The AHRA was enacted unanimously by Congress and signed by President George H.W. Bush in 1992. Unlike earlier analog taping systems, digital technology posed a unique threat to the market for recorded music, since copies – and copies of copies – would retain perfect or near-perfect sound quality. Device manufacturers worried they would be liable for aiding illegal copying if they marketed new digital recorders, and artists, songwriters and copyright owners worried about the impact on sales. The result was a compromise, enacted in the AHRA, which immunized device manufacturers, importers, and distributors from liability for copyright infringement, but required them to pay royalties for the digital audio recording device they sold. Manufacturers, importers, and distributors of digital recording media (such as blank CDs) are covered in the same way. Finally, the AHRA requires music-recording devices to include certain protections against repeated – or “serial” – copying (making copies from copies, instead of original recordings). The statute thus created a fair and simple royalty scheme in lieu of case-by-case litigation of how any particular devices are used or the specific harm caused by any illegal copying or infringement.

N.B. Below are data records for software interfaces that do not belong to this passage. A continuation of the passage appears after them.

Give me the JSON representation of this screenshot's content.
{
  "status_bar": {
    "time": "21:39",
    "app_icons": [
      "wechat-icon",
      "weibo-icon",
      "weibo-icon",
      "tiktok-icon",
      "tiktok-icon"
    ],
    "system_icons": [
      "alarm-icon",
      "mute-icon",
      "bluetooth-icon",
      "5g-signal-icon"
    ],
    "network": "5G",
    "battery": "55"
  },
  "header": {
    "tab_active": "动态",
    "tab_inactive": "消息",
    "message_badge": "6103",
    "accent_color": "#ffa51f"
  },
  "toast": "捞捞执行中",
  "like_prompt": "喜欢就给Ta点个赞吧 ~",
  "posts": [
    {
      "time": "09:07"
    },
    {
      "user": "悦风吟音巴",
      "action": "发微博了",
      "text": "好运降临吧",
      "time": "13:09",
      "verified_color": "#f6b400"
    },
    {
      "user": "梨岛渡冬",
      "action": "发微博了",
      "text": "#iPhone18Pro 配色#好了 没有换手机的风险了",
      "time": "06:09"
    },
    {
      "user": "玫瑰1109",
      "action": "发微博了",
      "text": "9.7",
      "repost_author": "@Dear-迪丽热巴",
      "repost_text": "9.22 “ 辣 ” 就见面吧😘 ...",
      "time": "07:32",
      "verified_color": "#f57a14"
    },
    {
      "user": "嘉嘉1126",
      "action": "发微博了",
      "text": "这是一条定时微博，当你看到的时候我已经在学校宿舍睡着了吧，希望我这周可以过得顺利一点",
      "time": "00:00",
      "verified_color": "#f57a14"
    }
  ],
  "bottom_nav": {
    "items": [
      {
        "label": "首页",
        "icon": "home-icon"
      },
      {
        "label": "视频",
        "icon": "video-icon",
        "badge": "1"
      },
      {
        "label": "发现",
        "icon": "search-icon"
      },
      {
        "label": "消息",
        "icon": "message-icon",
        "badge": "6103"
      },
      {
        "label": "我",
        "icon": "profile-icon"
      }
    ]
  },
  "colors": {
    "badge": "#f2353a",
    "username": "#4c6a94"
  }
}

AHRA royalties are capped at $8 per single device and $12 for physically integrated devices (and can be as low as $1 per device depending on its market price). They are paid into the U.S. Copyright Office. The U.S. Copyright Royalty Board then distributes the royalties to artists, songwriters, copyright owners, and the organizations representing them.
The AHRA authorizes lawsuits, such as AARC’s current class action against GM, Ford, Denso, and Clarion, to recover up to one-and-a-half-times the amount of unpaid royalties, as well as substantial additional damages for failure to protect against the potential for serial copying.
The Alliance of Artists and Recording Companies, Inc. (AARC) is the leading organization representing featured recording artists and sound recording copyright owners, both domestically and abroad, in the areas of hometaping/private copy royalties and rental/lending royalties. AARC, a nonprofit organization, was originally formed to collect and distribute the royalties from the Audio Home Recording Act of 1992 (AHRA) to featured recording artists and sound recording copyright owners (usually record companies). However, based on its success in administering the AHRA royalties, AARC’s mandate was later expanded to include foreign hometaping/private copy and rental/lending royalties.
Led by Executive Director Linda R. Bocchi, Esq., AARC has been representing artists and copyright owners in connection with these rights for twenty-one years.